Aims Doxorubicin (DOX) is an effective anti-cancer therapeutic, but is associated with both acute and late-stage cardiotoxicity. Children are particularly sensitive to DOX-induced heart failure. Here, the impact of p53 inhibition on acute vs. late-stage DOX cardiotoxicity was examined in a juvenile model. Methods and results Two-week-old MHC-CB7 mice (which express dominant-interfering p53 in cardiomyocytes) and their non-transgenic (NON-TXG) littermates received weekly DOX injections for 5 weeks (25 mg/kg cumulative dose). One week after the last DOX treatment (acute stage), MHC-CB7 mice exhibited improved cardiac function and lower levels of cardiomyocyte apoptosis when compared with the NON-TXG mice. Surprisingly, by 13 weeks following the last DOX treatment (late stage), MHC-CB7 exhibited a progressive decrease in cardiac function and higher rates of cardiomyocyte apoptosis when compared with NON-TXG mice. p53 inhibition blocked transient DOX-induced STAT3 activation in MHC-CB7 mice, which was associated with enhanced induction of the DNA repair proteins Ku70 and Ku80. Mice with cardiomyocyte-restricted deletion of STAT3 exhibited worse cardiac function, higher levels of cardiomyocyte apoptosis, and a greater induction of Ku70 and Ku80 in response to DOX treatment during the acute stage when compared with control animals. Conclusion These data support a model wherein a p53-dependent cardioprotective pathway, mediated via STAT3 activation, mitigates DOX-induced myocardial stress during drug delivery. Furthermore, these data suggest an explanation as to how p53 inhibition can result in cardioprotection during drug treatment and, paradoxically, enhanced cardiotoxicity long after the cessation of drug treatment. © 2014 Published on behalf of the European Society of Cardiology. All rights reserved. © The Author 2014.
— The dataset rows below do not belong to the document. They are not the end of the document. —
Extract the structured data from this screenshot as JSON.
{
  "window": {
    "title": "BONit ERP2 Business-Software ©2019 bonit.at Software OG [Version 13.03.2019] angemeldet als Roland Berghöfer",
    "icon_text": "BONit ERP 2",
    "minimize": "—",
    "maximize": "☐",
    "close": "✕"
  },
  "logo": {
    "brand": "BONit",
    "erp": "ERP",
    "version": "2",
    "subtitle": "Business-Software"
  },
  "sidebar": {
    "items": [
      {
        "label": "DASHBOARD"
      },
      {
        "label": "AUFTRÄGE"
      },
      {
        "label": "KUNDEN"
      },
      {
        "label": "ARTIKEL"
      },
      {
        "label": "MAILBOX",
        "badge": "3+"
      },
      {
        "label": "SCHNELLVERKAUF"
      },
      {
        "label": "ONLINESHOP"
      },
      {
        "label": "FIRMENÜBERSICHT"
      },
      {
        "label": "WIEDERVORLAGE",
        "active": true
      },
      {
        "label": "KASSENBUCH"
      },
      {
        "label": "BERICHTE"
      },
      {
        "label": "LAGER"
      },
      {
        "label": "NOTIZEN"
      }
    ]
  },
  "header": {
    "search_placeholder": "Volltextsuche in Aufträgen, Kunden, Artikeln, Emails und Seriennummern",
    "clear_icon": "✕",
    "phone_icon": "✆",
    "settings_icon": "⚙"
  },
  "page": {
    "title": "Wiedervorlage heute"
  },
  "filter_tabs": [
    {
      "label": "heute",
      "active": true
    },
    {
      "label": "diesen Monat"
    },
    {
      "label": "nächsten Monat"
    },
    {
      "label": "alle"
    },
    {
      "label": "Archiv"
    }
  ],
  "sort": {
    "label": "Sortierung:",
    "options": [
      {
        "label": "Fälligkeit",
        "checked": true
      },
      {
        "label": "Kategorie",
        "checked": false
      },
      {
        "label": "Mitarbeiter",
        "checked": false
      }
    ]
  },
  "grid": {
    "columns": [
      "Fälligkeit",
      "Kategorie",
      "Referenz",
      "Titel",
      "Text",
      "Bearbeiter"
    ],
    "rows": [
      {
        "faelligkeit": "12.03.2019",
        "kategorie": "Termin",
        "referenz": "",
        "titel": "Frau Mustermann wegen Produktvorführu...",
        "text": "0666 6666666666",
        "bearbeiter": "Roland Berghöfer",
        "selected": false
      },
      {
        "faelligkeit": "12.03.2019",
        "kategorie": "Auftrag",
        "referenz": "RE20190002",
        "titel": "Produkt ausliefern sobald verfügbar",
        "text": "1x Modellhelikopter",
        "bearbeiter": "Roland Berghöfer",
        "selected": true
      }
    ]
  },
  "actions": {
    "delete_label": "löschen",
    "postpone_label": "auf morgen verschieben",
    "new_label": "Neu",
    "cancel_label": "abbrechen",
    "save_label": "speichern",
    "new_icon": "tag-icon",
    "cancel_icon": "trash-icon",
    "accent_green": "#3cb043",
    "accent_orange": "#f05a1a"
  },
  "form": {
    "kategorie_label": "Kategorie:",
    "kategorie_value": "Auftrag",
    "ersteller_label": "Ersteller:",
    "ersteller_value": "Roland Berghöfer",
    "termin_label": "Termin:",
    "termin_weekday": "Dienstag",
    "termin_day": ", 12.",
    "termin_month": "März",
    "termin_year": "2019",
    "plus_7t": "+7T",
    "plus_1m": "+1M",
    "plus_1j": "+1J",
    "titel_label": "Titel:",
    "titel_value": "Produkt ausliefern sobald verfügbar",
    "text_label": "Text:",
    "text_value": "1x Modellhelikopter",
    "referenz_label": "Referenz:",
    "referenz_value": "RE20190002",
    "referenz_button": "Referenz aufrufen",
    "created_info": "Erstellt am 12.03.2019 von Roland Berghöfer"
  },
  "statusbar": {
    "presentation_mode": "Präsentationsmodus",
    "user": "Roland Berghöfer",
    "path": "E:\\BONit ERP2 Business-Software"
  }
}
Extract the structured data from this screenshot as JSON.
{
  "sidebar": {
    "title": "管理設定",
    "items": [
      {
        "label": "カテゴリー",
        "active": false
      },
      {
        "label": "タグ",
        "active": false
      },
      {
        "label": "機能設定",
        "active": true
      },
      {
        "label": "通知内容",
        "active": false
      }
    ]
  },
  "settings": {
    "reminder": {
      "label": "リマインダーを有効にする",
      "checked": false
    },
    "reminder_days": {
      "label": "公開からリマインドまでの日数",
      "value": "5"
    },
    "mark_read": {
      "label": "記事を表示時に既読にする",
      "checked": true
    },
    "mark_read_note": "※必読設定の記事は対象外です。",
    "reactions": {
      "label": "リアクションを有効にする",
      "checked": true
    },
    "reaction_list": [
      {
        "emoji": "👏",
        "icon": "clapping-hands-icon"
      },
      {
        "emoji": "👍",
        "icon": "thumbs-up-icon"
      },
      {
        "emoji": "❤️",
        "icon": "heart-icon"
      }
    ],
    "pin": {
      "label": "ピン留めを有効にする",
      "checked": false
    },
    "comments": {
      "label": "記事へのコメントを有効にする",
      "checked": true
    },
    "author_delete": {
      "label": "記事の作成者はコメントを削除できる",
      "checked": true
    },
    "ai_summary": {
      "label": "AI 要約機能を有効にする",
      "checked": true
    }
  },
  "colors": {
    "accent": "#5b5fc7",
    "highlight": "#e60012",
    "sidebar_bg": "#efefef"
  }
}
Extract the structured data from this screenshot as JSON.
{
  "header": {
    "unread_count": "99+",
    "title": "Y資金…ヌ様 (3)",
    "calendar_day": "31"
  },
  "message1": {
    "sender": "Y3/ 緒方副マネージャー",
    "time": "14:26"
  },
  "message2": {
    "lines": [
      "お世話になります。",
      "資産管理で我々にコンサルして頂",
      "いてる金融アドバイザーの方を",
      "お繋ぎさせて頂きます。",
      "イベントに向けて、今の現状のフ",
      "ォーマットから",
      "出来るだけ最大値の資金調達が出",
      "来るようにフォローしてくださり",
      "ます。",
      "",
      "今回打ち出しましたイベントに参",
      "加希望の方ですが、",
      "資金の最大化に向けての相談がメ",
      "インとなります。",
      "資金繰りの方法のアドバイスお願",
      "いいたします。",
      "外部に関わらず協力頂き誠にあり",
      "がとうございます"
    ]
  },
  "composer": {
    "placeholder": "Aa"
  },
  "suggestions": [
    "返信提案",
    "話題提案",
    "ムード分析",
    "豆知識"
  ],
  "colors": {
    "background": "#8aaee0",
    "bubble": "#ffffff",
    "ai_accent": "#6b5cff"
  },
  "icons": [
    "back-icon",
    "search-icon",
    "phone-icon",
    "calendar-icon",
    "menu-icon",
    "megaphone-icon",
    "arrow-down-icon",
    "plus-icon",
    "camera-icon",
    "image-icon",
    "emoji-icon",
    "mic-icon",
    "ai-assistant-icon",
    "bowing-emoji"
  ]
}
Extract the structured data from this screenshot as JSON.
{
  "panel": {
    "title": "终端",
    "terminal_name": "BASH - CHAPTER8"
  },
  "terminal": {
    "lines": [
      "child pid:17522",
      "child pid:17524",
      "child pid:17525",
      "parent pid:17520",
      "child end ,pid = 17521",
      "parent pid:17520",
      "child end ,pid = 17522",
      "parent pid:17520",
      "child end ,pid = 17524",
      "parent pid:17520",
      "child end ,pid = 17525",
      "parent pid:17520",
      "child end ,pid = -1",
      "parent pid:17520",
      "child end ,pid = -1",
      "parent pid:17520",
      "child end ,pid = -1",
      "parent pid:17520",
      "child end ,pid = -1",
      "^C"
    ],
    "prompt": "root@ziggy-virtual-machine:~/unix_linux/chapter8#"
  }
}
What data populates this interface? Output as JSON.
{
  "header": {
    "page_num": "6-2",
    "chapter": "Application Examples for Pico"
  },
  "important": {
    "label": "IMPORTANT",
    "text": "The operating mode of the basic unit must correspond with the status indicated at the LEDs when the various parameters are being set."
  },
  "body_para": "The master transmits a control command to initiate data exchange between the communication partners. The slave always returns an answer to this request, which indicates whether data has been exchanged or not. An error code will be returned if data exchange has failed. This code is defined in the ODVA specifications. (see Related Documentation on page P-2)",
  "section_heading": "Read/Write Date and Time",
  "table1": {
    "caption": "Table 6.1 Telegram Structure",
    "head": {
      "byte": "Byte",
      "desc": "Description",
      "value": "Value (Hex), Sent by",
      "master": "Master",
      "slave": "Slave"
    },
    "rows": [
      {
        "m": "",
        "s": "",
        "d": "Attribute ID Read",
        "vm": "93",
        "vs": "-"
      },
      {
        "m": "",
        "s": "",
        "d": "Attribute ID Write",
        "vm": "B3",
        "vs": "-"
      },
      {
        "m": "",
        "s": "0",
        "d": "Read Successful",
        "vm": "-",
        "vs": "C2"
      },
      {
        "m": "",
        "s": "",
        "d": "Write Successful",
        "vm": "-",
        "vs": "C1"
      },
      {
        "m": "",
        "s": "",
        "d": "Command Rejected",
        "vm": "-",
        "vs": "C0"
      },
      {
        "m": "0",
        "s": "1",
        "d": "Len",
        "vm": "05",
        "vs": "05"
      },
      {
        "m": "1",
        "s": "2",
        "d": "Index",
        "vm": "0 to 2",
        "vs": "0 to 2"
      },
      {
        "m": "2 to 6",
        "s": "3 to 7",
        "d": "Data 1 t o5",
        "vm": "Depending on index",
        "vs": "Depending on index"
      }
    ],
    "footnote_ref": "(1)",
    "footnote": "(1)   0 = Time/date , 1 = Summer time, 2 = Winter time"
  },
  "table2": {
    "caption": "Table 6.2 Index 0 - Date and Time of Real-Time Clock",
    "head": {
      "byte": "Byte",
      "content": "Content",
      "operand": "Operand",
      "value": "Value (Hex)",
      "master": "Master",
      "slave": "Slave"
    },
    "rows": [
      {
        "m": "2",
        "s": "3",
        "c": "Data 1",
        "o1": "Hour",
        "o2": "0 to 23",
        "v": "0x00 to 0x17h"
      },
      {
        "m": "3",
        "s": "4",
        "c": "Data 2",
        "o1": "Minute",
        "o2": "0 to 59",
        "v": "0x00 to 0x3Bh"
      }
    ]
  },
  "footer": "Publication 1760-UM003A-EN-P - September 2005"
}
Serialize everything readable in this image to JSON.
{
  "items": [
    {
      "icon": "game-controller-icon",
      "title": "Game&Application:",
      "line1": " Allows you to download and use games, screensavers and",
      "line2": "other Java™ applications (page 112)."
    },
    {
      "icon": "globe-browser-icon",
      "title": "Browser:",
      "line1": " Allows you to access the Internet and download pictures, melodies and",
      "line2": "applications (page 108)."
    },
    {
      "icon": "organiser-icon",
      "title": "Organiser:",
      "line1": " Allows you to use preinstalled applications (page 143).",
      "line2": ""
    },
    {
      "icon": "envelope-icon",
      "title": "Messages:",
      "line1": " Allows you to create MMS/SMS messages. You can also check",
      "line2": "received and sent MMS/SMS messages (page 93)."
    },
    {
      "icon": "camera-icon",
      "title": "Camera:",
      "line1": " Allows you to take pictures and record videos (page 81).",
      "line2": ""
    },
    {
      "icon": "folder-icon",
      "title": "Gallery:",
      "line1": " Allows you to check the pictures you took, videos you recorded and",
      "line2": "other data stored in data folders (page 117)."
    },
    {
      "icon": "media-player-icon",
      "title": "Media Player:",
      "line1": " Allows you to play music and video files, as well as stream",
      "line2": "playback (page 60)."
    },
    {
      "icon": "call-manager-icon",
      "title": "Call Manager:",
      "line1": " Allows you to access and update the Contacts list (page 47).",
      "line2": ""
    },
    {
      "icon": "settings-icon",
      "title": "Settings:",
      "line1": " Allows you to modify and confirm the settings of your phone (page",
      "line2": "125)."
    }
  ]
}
Lee S.-H.,Beth Israel Deaconess Medical Center |
Lee S.-H.,Catholic University of Korea |
Huang H.,Beth Israel Deaconess Medical Center |
Huang H.,East Carolina University |
And 10 more authors.
American Journal of Physiology - Endocrinology and Metabolism | Year: 2014
Rho kinase (ROCK) isoforms regulate insulin signaling and glucose metabolism negatively or positively in cultured cell lines and skeletal muscle. However, the in vivo function of the ROCK1 isoform in adipose tissue has not been addressed. To determine the specific role of the adipose ROCK1 isoform in the development of insulin resistance and obesity, mice lacking ROCK1 in adipose tissue globally or selectively were studied. Here, we show that insulin's ability to activate IRS-1/PI3K/Akt signaling was greatly enhanced in adipose tissue of ROCK1-/- mice compared with wild-type mice. These effects resulted from the inhibitory effect of ROCK1 on insulin receptor action, as evidenced by the fact that IR tyrosine phosphorylation was abolished in ROCK1-/- MEF cells when ROCK1 was reexpressed. Consistently, adipose-specific disruption of ROCK1 increased IR tyrosine phosphorylation in adipose tissue and modestly improved sensitivity to insulin in obese mice induced by high-fat feeding. This effect is independent of any changes in adiposity, number or size of adipocytes, and metabolic parameters, including glucose, insulin, leptin, and triglyceride levels, demonstrating a minimal effect of adipose ROCK1 on whole body metabolism. Enzymatic activity of ROCK1 in adipose tissue remained ~50%, which likely originated from the fraction of stromal vascular cells, suggesting involvement of these cells for adipose metabolic regulation. Moreover, ROCK isoform activities were increased in adipose tissue of diet-induced or genetically obese mice. These data suggest that adipose ROCK1 isoform plays an inhibtory role for the regulation of insulin sensitivity in diet-induced obesity in vivo. © 2014 the American Physiological Society.